- What the exercise asks
Look for "time" in the records and copy every line that has it.

<<<<

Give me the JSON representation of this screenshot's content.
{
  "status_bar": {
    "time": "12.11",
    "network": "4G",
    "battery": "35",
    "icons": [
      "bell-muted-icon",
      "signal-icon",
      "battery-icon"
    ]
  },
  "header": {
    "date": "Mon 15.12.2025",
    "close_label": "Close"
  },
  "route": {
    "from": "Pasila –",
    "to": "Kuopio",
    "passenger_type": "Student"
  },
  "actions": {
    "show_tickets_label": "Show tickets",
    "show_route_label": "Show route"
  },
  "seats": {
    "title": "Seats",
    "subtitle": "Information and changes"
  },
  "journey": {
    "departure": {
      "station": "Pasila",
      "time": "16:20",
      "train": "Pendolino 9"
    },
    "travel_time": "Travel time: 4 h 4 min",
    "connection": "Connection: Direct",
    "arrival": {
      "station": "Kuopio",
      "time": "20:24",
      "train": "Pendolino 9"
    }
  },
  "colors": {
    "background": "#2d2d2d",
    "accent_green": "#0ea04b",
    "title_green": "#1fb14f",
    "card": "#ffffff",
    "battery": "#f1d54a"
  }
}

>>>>
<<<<

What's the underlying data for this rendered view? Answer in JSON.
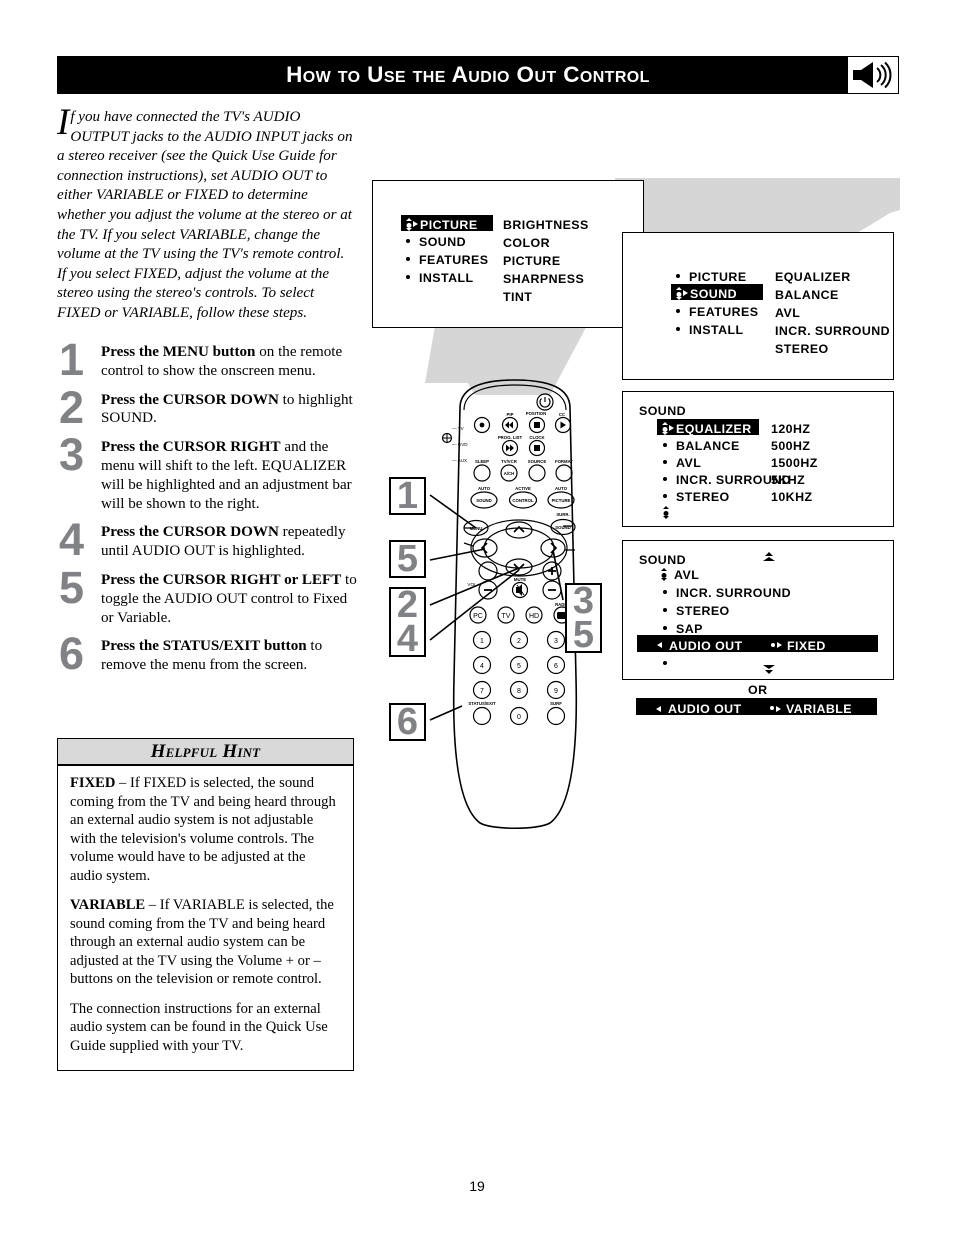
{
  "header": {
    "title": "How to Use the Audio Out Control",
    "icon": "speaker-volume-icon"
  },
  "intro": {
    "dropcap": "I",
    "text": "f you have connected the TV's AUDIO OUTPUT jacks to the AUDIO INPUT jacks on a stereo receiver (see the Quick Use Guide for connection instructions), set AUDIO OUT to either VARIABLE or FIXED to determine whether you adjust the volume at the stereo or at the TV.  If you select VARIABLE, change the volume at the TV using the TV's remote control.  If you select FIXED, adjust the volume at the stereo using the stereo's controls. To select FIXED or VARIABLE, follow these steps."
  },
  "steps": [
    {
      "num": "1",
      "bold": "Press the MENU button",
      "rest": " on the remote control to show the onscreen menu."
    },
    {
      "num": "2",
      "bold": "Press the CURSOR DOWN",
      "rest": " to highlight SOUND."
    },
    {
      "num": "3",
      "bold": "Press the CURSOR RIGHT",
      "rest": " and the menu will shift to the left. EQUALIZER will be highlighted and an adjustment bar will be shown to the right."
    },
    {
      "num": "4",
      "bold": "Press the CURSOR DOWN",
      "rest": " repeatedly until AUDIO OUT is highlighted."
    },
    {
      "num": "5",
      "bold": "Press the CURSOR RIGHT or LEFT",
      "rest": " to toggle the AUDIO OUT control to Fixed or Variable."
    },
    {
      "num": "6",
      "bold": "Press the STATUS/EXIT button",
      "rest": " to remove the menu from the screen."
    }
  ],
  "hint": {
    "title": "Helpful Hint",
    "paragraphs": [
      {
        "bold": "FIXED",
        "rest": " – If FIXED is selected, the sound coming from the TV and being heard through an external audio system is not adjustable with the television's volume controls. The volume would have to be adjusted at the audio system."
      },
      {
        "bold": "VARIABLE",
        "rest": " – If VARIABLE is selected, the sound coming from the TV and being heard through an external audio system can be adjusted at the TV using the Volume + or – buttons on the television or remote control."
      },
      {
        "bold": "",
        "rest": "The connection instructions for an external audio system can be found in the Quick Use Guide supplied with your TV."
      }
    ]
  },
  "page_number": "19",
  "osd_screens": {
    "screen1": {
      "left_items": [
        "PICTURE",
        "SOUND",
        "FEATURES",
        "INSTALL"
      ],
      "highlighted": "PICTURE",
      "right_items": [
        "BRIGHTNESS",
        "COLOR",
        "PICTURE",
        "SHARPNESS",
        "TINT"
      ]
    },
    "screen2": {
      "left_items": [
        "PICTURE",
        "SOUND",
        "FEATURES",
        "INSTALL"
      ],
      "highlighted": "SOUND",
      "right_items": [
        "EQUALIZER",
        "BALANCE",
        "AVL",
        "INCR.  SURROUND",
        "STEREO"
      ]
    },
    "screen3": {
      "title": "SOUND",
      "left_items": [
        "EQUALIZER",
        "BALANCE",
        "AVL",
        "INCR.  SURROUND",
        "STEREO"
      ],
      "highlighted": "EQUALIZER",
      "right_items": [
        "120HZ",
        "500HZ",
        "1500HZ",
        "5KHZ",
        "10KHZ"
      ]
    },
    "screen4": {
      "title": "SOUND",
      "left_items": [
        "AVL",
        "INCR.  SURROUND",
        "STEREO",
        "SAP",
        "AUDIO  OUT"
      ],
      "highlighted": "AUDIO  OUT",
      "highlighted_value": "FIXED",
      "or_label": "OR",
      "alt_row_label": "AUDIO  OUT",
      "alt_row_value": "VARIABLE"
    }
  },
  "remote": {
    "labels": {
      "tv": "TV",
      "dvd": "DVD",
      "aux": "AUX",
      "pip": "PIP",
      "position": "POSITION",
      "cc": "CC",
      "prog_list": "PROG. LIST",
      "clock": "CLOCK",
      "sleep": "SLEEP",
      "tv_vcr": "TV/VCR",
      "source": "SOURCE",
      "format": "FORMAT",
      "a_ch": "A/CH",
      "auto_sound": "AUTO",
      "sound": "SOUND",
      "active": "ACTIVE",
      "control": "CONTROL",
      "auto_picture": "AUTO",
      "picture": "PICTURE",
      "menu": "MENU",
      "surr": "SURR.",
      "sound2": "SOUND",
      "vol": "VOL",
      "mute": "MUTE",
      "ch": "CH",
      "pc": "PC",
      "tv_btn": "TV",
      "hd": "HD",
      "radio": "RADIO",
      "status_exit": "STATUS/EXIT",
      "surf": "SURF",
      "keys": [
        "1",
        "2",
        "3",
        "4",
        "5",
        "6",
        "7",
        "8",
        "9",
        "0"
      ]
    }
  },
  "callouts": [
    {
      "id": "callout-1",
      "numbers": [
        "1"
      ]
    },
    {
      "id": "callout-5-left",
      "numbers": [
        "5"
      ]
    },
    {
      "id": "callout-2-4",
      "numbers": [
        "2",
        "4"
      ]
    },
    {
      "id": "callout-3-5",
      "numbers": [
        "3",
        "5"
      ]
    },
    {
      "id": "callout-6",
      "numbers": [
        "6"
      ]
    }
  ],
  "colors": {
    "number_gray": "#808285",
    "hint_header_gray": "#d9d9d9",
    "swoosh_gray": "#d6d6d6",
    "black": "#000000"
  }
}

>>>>

- Finished exercise
    "time": "12.11",
      "time": "16:20",
    "travel_time": "Travel time: 4 h 4 min",
      "time": "20:24",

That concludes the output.